= The task =
List each line of the data that holds the string "Manager".

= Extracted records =
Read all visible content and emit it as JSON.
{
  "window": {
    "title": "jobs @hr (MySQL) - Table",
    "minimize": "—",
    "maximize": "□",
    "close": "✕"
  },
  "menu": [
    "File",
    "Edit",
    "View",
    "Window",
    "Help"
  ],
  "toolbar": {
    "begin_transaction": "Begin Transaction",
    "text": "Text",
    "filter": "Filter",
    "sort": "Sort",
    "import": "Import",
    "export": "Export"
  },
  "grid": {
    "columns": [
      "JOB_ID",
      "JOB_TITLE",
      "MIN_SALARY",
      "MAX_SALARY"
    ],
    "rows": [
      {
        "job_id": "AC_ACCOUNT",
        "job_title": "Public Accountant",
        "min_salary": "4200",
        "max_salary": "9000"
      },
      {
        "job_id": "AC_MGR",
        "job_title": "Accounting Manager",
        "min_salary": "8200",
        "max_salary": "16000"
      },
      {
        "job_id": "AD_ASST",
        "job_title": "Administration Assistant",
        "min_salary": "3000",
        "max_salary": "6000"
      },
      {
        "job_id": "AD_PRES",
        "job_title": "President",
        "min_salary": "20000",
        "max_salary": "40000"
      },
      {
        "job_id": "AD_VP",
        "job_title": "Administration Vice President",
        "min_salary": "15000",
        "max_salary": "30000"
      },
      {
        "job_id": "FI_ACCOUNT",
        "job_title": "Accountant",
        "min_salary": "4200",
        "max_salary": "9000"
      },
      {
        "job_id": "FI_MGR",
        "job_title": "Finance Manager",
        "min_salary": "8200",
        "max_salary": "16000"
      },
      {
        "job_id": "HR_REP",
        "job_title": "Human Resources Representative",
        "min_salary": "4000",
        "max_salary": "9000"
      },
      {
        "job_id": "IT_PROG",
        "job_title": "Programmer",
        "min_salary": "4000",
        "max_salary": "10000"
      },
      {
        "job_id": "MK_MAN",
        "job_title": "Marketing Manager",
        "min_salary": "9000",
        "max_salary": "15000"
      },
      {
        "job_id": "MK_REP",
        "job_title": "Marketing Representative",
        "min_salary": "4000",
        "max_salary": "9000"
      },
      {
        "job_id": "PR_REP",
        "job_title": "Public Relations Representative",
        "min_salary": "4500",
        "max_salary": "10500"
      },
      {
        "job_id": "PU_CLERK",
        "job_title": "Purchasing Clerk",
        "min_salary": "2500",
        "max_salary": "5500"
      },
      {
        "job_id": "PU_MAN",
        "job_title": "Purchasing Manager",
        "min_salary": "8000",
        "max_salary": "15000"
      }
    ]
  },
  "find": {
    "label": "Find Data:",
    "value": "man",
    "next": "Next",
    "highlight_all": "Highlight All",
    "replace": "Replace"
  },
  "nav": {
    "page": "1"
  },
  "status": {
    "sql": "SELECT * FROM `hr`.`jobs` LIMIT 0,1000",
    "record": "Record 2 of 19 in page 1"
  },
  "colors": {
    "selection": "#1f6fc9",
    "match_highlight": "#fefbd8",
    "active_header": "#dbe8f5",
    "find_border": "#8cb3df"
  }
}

= Reply =
        "job_title": "Accounting Manager",
        "job_title": "Finance Manager",
        "job_title": "Marketing Manager",
        "job_title": "Purchasing Manager",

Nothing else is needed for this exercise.